So began InFocusGa, a company owned by Amy and her business partner Jen Falk that makes connections that help solve housing and on-location issues for film and television productions.
One easy problem for two Realtors to solve was short-term housing needs for crew members and production teams. But then producers started asking about properties that could be used as locations.
“Since finding properties for someone to live in was our business, we could easily find properties for someone to film in,” says Amy.
They were alert to other opportunities as well. Most communities like to attract filmmakers; it’s good for business. But with filming can come disruption, especially traffic and parking. So Amy and Jen developed what they call “audience engagement.” By networking in a community where filming was taking place, they could reduce the friction by solving problems for the filmmakers and the community.

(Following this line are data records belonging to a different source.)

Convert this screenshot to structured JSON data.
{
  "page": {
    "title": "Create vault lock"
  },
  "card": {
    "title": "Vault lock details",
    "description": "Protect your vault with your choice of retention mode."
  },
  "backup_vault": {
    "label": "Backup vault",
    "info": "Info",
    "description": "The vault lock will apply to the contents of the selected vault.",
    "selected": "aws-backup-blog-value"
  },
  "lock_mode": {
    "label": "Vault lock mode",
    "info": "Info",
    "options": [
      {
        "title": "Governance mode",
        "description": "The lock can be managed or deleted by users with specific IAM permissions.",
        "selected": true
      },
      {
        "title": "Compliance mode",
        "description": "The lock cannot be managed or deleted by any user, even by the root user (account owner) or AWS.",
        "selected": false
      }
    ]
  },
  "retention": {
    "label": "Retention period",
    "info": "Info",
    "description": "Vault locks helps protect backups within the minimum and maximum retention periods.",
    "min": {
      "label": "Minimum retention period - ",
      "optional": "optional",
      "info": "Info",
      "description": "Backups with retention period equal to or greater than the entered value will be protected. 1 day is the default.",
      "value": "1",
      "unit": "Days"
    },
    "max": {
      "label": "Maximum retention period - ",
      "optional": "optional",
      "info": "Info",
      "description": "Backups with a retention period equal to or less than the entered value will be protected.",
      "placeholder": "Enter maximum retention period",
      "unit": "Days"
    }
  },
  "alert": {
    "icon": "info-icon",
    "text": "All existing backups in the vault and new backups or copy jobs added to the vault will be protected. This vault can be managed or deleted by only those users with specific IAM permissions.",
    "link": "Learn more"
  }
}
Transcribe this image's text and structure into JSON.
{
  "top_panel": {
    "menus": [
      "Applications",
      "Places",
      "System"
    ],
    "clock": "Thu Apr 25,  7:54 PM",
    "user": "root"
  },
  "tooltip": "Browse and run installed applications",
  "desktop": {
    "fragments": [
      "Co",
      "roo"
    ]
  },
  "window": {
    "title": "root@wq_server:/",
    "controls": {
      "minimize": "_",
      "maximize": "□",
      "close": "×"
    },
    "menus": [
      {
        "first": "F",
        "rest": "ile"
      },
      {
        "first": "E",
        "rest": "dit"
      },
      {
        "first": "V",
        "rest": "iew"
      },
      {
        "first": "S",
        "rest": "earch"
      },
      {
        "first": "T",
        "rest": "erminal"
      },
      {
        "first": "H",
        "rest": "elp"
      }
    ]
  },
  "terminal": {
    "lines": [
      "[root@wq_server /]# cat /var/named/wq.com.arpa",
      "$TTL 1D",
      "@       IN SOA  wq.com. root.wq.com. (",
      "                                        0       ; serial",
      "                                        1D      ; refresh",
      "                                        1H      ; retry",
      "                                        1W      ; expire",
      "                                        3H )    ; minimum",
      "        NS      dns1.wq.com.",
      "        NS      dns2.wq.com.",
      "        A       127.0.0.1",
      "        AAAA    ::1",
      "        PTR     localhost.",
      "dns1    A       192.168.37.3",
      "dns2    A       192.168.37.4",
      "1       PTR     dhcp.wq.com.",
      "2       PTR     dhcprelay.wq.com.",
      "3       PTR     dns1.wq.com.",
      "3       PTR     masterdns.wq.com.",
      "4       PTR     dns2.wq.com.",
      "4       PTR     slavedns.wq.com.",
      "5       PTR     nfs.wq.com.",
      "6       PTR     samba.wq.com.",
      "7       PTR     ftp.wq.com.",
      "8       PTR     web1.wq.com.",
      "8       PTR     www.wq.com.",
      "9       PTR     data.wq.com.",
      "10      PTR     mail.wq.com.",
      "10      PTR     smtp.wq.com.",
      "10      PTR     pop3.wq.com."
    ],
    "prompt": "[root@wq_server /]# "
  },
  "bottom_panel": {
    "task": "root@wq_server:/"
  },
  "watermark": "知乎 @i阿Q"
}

“In Atlanta, parking for crew members is always a problem,” Amy says, “so we approached neighbors and asked them if we could park cars in their driveway –– for a fee, of course. This helped solve the parking on location and made the neighbors feel they were a part of the production.”
To further cement community relations with filmmakers, InFocusGa can arrange local screenings when a film or television show is complete.
Currently filming in Madison is the Netflix production “Charming the Hearts of Men” starring Kelsey Grammer and Anna Friel. To help grease the community-relations skids for that production, InFocusGa went door-to-door explaining what was coming and how locals could engage with the production.
Their company is something of a barometer for the industry’s economic impact. Its real-estate rental arm is expanding as productions multiple, and its sales of homes are going up as well. “We’re noticing more and more people are giving up the commute from L.A. and settling in Georgia,” Amy says.
Two more opportunities are ahead for InFocusGa:
- The company is planning an expansion in Savannah, already a hot spot for filming.
- Also in the works is a partnership with American Real Estate University in Covington to teach Georgia real estate agents more about how to work with the film industry.
“The exciting part of working with film and TV production is the expanding opportunity for Georgia’s existing businesses,” says Amy. “It’s all right here.”
This story is presented in cooperation with the Georgia Studio & Infrastructure Alliance.